#### AIM OF THE EXERCISE:
Without any of the pictures, print every record below exactly.
[DATA FOR THIS TASK Boundary: Start]
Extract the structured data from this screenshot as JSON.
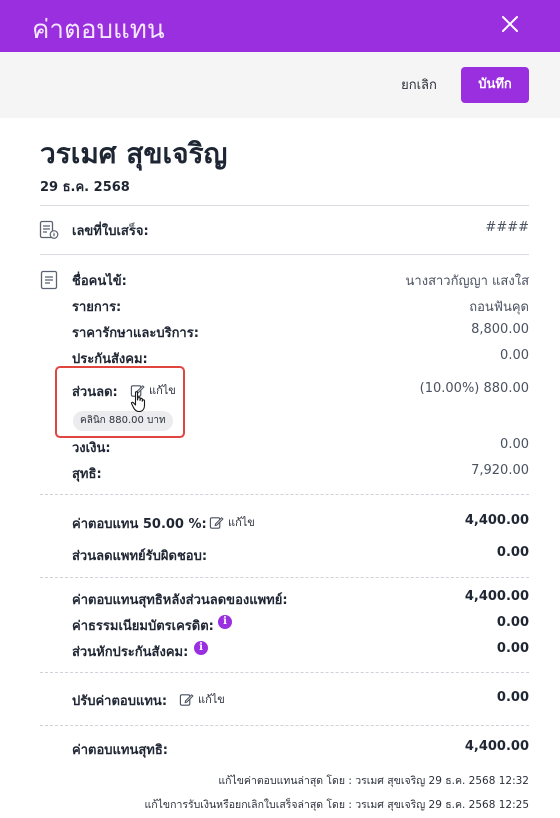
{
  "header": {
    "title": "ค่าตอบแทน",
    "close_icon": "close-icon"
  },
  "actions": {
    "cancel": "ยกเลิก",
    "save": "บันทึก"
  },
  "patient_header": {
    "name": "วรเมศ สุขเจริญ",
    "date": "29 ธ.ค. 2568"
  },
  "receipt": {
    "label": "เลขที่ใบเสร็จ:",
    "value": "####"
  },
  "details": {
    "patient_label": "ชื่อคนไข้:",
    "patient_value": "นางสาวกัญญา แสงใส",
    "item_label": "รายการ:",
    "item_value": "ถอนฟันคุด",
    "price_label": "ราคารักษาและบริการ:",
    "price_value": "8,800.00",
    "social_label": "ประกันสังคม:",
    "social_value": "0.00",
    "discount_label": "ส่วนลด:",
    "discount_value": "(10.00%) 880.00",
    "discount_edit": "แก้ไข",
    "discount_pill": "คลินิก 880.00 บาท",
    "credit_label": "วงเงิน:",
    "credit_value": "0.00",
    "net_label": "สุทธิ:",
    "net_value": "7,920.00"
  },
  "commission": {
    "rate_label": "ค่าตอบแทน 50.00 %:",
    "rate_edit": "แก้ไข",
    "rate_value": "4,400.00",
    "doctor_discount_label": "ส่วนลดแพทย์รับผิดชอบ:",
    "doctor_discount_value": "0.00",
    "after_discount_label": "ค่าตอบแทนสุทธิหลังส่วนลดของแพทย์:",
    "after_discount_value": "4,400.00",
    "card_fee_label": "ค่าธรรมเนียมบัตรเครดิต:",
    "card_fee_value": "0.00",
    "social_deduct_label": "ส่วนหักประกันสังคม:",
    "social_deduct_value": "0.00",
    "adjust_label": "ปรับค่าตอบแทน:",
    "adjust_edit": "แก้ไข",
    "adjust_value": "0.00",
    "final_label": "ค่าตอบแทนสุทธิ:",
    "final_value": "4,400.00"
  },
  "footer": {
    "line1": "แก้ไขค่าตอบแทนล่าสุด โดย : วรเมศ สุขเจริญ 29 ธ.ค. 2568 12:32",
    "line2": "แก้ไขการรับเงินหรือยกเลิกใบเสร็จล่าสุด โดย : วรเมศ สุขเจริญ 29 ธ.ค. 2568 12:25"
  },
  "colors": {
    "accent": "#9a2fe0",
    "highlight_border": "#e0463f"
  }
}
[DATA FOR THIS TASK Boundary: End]
#### COMPLETED TASK:
Extract the structured data from this screenshot as JSON.
{
  "header": {
    "title": "ค่าตอบแทน",
    "close_icon": "close-icon"
  },
  "actions": {
    "cancel": "ยกเลิก",
    "save": "บันทึก"
  },
  "patient_header": {
    "name": "วรเมศ สุขเจริญ",
    "date": "29 ธ.ค. 2568"
  },
  "receipt": {
    "label": "เลขที่ใบเสร็จ:",
    "value": "####"
  },
  "details": {
    "patient_label": "ชื่อคนไข้:",
    "patient_value": "นางสาวกัญญา แสงใส",
    "item_label": "รายการ:",
    "item_value": "ถอนฟันคุด",
    "price_label": "ราคารักษาและบริการ:",
    "price_value": "8,800.00",
    "social_label": "ประกันสังคม:",
    "social_value": "0.00",
    "discount_label": "ส่วนลด:",
    "discount_value": "(10.00%) 880.00",
    "discount_edit": "แก้ไข",
    "discount_pill": "คลินิก 880.00 บาท",
    "credit_label": "วงเงิน:",
    "credit_value": "0.00",
    "net_label": "สุทธิ:",
    "net_value": "7,920.00"
  },
  "commission": {
    "rate_label": "ค่าตอบแทน 50.00 %:",
    "rate_edit": "แก้ไข",
    "rate_value": "4,400.00",
    "doctor_discount_label": "ส่วนลดแพทย์รับผิดชอบ:",
    "doctor_discount_value": "0.00",
    "after_discount_label": "ค่าตอบแทนสุทธิหลังส่วนลดของแพทย์:",
    "after_discount_value": "4,400.00",
    "card_fee_label": "ค่าธรรมเนียมบัตรเครดิต:",
    "card_fee_value": "0.00",
    "social_deduct_label": "ส่วนหักประกันสังคม:",
    "social_deduct_value": "0.00",
    "adjust_label": "ปรับค่าตอบแทน:",
    "adjust_edit": "แก้ไข",
    "adjust_value": "0.00",
    "final_label": "ค่าตอบแทนสุทธิ:",
    "final_value": "4,400.00"
  },
  "footer": {
    "line1": "แก้ไขค่าตอบแทนล่าสุด โดย : วรเมศ สุขเจริญ 29 ธ.ค. 2568 12:32",
    "line2": "แก้ไขการรับเงินหรือยกเลิกใบเสร็จล่าสุด โดย : วรเมศ สุขเจริญ 29 ธ.ค. 2568 12:25"
  },
  "colors": {
    "accent": "#9a2fe0",
    "highlight_border": "#e0463f"
  }
}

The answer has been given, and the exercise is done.